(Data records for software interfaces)
= = = =

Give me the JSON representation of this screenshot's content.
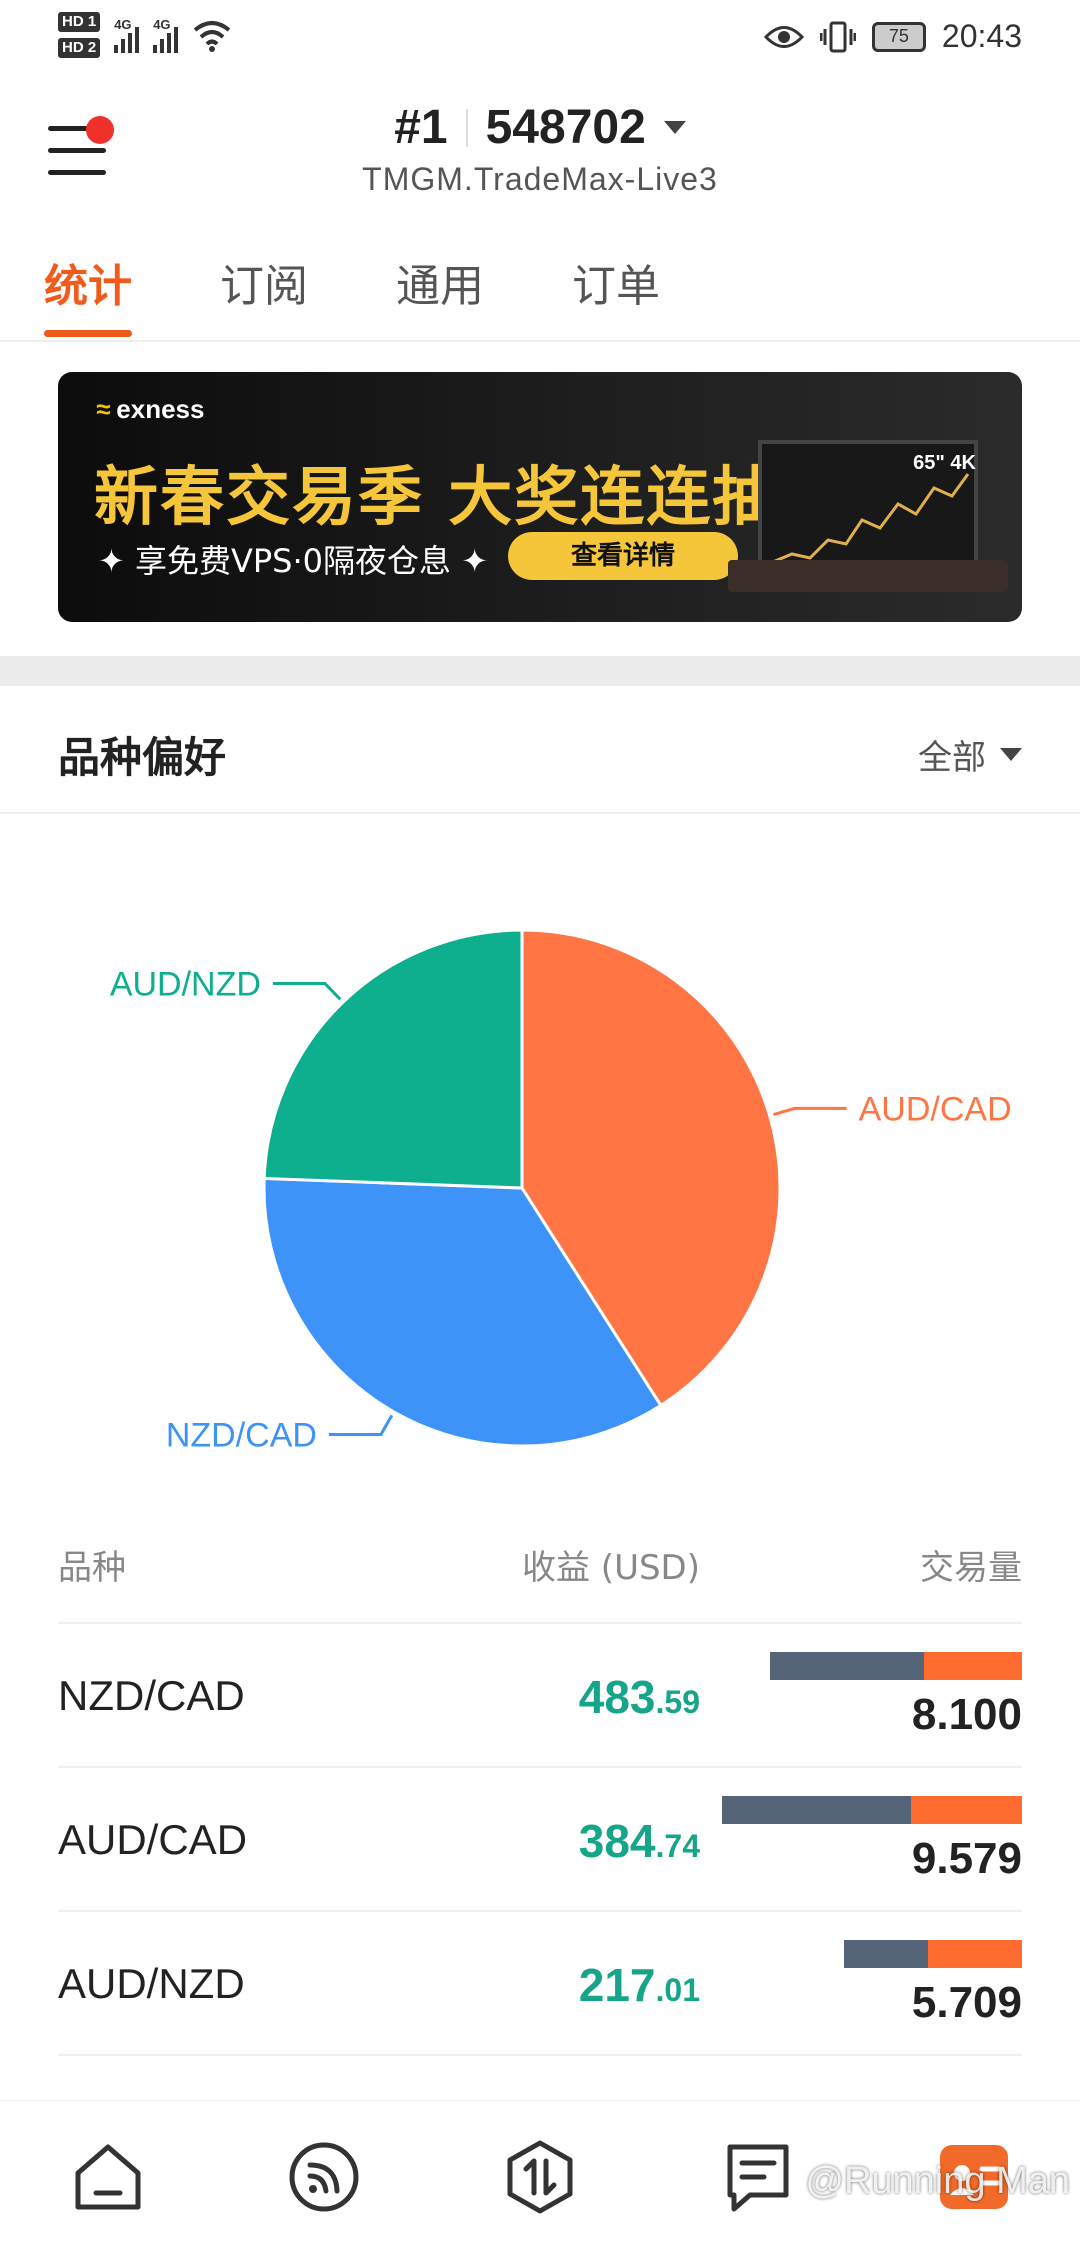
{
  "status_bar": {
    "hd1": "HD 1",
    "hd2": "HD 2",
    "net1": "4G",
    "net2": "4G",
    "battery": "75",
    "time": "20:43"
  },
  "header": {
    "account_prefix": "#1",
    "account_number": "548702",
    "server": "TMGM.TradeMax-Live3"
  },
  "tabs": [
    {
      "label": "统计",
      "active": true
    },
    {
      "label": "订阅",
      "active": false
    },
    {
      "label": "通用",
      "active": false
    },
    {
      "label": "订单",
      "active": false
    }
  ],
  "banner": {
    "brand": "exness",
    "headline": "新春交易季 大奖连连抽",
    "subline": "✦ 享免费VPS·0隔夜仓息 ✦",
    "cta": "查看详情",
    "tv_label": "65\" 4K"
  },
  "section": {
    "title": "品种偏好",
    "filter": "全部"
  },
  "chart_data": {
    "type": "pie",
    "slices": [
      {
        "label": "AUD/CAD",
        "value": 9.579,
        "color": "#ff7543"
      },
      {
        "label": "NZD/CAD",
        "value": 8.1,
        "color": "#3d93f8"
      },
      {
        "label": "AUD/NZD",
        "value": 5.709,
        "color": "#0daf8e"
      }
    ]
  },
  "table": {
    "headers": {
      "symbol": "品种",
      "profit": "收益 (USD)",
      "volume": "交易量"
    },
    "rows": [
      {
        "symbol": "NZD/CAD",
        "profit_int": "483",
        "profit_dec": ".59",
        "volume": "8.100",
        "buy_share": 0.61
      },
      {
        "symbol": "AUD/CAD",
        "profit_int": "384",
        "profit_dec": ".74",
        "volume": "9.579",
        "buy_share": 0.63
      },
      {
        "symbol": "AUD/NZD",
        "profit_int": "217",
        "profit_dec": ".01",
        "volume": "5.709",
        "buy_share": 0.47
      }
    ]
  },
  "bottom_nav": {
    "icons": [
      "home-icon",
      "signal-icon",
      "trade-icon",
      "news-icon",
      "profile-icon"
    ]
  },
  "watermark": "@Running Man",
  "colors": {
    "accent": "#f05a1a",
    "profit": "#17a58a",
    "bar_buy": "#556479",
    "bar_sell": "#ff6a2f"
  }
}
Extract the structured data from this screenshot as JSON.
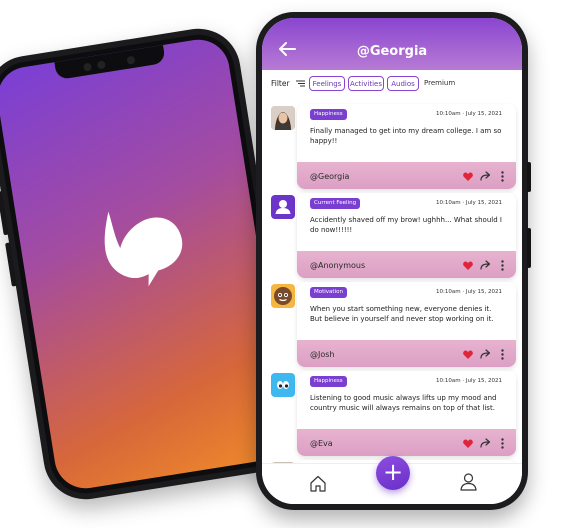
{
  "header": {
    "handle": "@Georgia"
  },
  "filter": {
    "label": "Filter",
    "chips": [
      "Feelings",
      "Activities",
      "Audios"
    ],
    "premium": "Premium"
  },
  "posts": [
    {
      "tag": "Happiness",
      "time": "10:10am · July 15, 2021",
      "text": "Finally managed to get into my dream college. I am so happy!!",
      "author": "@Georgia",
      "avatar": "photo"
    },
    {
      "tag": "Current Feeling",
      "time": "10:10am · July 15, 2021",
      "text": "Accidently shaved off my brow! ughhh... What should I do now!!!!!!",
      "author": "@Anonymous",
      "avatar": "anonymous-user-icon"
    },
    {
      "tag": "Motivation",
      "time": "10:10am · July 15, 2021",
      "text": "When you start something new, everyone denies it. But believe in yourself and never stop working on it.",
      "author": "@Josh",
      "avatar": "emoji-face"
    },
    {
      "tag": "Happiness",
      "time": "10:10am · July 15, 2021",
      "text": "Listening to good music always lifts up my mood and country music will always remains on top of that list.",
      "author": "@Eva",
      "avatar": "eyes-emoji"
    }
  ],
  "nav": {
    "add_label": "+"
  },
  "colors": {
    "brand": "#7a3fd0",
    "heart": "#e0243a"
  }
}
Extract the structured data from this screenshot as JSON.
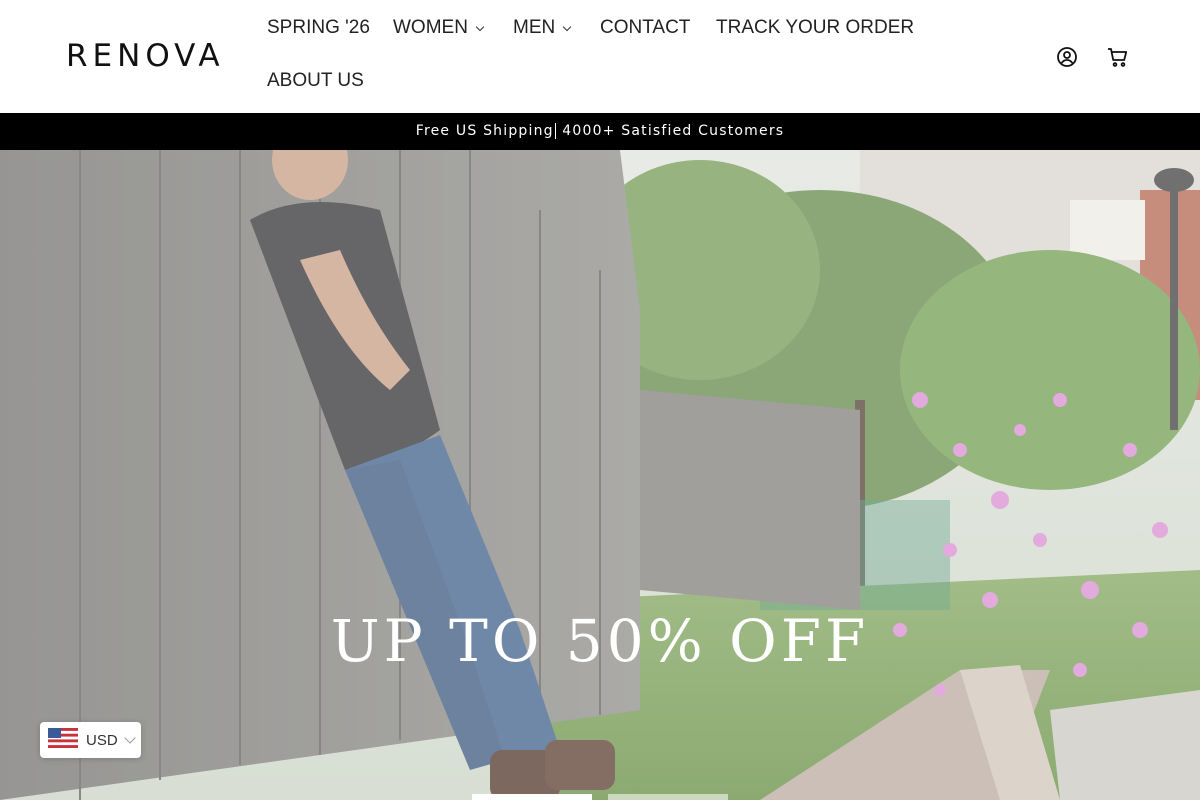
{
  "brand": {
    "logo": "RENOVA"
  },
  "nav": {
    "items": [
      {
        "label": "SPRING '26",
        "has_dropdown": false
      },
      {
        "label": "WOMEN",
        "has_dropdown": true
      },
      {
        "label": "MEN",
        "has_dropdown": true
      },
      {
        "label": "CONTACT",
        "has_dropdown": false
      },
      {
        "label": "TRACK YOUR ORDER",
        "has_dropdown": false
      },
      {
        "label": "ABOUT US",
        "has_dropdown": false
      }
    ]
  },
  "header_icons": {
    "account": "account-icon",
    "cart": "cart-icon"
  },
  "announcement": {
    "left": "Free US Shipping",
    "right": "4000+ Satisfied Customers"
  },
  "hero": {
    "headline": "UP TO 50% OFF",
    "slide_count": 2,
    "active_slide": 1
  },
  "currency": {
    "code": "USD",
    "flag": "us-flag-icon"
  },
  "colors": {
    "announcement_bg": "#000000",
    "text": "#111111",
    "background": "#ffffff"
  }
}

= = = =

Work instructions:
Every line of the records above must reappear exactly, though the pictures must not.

Task answer:
Give me the JSON representation of this screenshot's content.
{
  "status_bar": {
    "hd1": "HD 1",
    "hd2": "HD 2",
    "net1": "4G",
    "net2": "4G",
    "battery": "75",
    "time": "20:43"
  },
  "header": {
    "account_prefix": "#1",
    "account_number": "548702",
    "server": "TMGM.TradeMax-Live3"
  },
  "tabs": [
    {
      "label": "统计",
      "active": true
    },
    {
      "label": "订阅",
      "active": false
    },
    {
      "label": "通用",
      "active": false
    },
    {
      "label": "订单",
      "active": false
    }
  ],
  "banner": {
    "brand": "exness",
    "headline": "新春交易季 大奖连连抽",
    "subline": "✦ 享免费VPS·0隔夜仓息 ✦",
    "cta": "查看详情",
    "tv_label": "65\" 4K"
  },
  "section": {
    "title": "品种偏好",
    "filter": "全部"
  },
  "chart_data": {
    "type": "pie",
    "slices": [
      {
        "label": "AUD/CAD",
        "value": 9.579,
        "color": "#ff7543"
      },
      {
        "label": "NZD/CAD",
        "value": 8.1,
        "color": "#3d93f8"
      },
      {
        "label": "AUD/NZD",
        "value": 5.709,
        "color": "#0daf8e"
      }
    ]
  },
  "table": {
    "headers": {
      "symbol": "品种",
      "profit": "收益 (USD)",
      "volume": "交易量"
    },
    "rows": [
      {
        "symbol": "NZD/CAD",
        "profit_int": "483",
        "profit_dec": ".59",
        "volume": "8.100",
        "buy_share": 0.61
      },
      {
        "symbol": "AUD/CAD",
        "profit_int": "384",
        "profit_dec": ".74",
        "volume": "9.579",
        "buy_share": 0.63
      },
      {
        "symbol": "AUD/NZD",
        "profit_int": "217",
        "profit_dec": ".01",
        "volume": "5.709",
        "buy_share": 0.47
      }
    ]
  },
  "bottom_nav": {
    "icons": [
      "home-icon",
      "signal-icon",
      "trade-icon",
      "news-icon",
      "profile-icon"
    ]
  },
  "watermark": "@Running Man",
  "colors": {
    "accent": "#f05a1a",
    "profit": "#17a58a",
    "bar_buy": "#556479",
    "bar_sell": "#ff6a2f"
  }
}
Extract the structured data from this screenshot as JSON.
{
  "header": {
    "handle": "@Georgia"
  },
  "filter": {
    "label": "Filter",
    "chips": [
      "Feelings",
      "Activities",
      "Audios"
    ],
    "premium": "Premium"
  },
  "posts": [
    {
      "tag": "Happiness",
      "time": "10:10am · July 15, 2021",
      "text": "Finally managed to get into my dream college. I am so happy!!",
      "author": "@Georgia",
      "avatar": "photo"
    },
    {
      "tag": "Current Feeling",
      "time": "10:10am · July 15, 2021",
      "text": "Accidently shaved off my brow! ughhh... What should I do now!!!!!!",
      "author": "@Anonymous",
      "avatar": "anonymous-user-icon"
    },
    {
      "tag": "Motivation",
      "time": "10:10am · July 15, 2021",
      "text": "When you start something new, everyone denies it. But believe in yourself and never stop working on it.",
      "author": "@Josh",
      "avatar": "emoji-face"
    },
    {
      "tag": "Happiness",
      "time": "10:10am · July 15, 2021",
      "text": "Listening to good music always lifts up my mood and country music will always remains on top of that list.",
      "author": "@Eva",
      "avatar": "eyes-emoji"
    }
  ],
  "nav": {
    "add_label": "+"
  },
  "colors": {
    "brand": "#7a3fd0",
    "heart": "#e0243a"
  }
}
Extract the structured data from this screenshot as JSON.
{
  "brand": {
    "logo": "RENOVA"
  },
  "nav": {
    "items": [
      {
        "label": "SPRING '26",
        "has_dropdown": false
      },
      {
        "label": "WOMEN",
        "has_dropdown": true
      },
      {
        "label": "MEN",
        "has_dropdown": true
      },
      {
        "label": "CONTACT",
        "has_dropdown": false
      },
      {
        "label": "TRACK YOUR ORDER",
        "has_dropdown": false
      },
      {
        "label": "ABOUT US",
        "has_dropdown": false
      }
    ]
  },
  "header_icons": {
    "account": "account-icon",
    "cart": "cart-icon"
  },
  "announcement": {
    "left": "Free US Shipping",
    "right": "4000+ Satisfied Customers"
  },
  "hero": {
    "headline": "UP TO 50% OFF",
    "slide_count": 2,
    "active_slide": 1
  },
  "currency": {
    "code": "USD",
    "flag": "us-flag-icon"
  },
  "colors": {
    "announcement_bg": "#000000",
    "text": "#111111",
    "background": "#ffffff"
  }
}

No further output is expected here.